Immigration reform is real for me, my family and my community. What we want is what every American family wants: to continue studying, working, raising our families, contributing to this country, and most importantly, staying together without the constant threat of deportation.
Economic development in immigrant neighborhoods can have both positive and damaging effects for both immigrants and low- and middle-income residents.
Hardworking immigrant families' vulnerability to separation -- at the rate of 1,100 deportations daily -- has created the urgency for us to interconnect in a way that binds us together.
It is human nature to harshly judge others we disagree with or disapprove of, until we are actually exposed to the life experiences that have shaped their choices and worldview.
Realizing that nothing can pass this House of Representatives, organizers asked Obama for help, and felt betrayed after they received a no from the "Deporter in Chief."
In the days before Easter Sunday, we think of the immigrants whose dreams are being deferred. We think of the gains and losses suffered by faith communities that have fought this fight for generations.
Maybe it seems powerful and true because it reminds me of my own history: an immigrant child comes to this country and works his way up and into the system, finding what has become a rare kind of success through hard work and the help of others.
I met Todd Miller after a friend told me about the amazing work he was doing on the issue of immigration, borders and the people who guard them. My pa...
The United States is missing out on economic opportunities every single day the House of Representatives refuses to act on comprehensive immigration reform. We cannot let the economic growth and job creation that millions of new Americans would bring slip through our fingers.
The burgeoning business of immigrant detention is an overlooked and critical civil rights issue that demands our attention.
Summer is nigh, the fulfillment of travel promises of earlier months, and with as yet no sign to remind one that the fresh young loveliness of hitting the road will ever fade.
During a time when Washington, D.C., is almost completely overcome by gridlock and when comprehensive immigration reform inches from debate to debate with an indefinite timeline, EB-5 is the outlier, garnishing the endangered species known as bipartisan support.
In the end, I believe, we learn that the American Dream is far more complicated than most people imagine and that, often, it is defined by the courage of individuals who are not officially American.
We were two women in a car, holding hands and sleepily making plans for the week.
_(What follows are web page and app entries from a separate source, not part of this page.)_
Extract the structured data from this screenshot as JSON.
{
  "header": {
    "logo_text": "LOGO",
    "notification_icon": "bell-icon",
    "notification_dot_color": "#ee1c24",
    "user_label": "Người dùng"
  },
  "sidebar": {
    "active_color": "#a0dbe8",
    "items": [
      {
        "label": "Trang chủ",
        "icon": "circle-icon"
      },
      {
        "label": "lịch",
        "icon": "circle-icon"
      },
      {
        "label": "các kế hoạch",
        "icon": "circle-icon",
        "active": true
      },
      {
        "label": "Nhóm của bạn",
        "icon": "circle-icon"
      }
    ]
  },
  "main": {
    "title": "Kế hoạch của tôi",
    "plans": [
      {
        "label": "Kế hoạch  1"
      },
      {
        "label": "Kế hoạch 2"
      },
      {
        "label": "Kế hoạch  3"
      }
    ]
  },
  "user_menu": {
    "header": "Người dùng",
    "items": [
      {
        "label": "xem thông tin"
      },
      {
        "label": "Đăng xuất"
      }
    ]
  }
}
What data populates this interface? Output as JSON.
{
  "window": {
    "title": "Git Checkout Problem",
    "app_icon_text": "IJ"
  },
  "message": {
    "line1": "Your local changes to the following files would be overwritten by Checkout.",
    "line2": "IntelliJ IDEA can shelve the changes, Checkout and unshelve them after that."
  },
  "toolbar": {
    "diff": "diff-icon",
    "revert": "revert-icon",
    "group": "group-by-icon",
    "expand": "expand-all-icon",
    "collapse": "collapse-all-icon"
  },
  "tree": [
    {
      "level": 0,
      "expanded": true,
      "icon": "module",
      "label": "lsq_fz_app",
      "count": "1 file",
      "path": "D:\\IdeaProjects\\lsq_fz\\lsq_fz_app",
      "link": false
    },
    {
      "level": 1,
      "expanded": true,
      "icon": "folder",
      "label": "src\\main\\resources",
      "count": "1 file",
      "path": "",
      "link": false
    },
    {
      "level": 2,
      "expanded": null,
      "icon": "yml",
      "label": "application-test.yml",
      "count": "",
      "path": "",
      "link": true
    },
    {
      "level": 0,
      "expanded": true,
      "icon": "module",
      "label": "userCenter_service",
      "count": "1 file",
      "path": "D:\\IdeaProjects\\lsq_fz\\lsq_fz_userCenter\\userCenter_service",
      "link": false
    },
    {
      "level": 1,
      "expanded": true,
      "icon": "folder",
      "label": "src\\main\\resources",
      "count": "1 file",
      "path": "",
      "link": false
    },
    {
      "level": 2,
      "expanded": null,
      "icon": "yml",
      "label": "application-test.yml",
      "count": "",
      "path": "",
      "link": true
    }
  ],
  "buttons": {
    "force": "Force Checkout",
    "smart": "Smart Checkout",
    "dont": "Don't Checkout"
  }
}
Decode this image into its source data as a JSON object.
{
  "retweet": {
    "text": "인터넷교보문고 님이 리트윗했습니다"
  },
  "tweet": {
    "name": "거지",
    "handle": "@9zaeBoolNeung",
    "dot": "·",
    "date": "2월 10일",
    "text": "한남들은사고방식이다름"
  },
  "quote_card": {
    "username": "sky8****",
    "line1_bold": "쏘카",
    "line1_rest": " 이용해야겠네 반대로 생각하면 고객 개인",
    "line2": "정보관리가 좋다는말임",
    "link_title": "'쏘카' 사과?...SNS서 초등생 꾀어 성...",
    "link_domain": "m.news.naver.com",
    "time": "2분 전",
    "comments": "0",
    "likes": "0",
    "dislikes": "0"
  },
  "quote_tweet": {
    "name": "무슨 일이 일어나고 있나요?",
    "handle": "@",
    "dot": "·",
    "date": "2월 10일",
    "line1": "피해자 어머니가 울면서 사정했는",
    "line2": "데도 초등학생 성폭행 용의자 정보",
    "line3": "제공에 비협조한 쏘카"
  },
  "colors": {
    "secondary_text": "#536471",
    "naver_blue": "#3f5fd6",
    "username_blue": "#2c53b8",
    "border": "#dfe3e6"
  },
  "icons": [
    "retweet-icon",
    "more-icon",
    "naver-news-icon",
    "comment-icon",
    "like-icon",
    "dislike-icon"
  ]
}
That's when it happened. We were stopped by police officers engaged in their own common practice, a license raid.
All human beings have value, regardless of their country of origin or socioeconomic status. We are confident the administration will fix the technological problems and hope it will make the sound decision to allow DACA recipients into Obamacare. We can only hope Congress can correct the immorality and shortsighted public policy of denying immigrants access to affordable health care.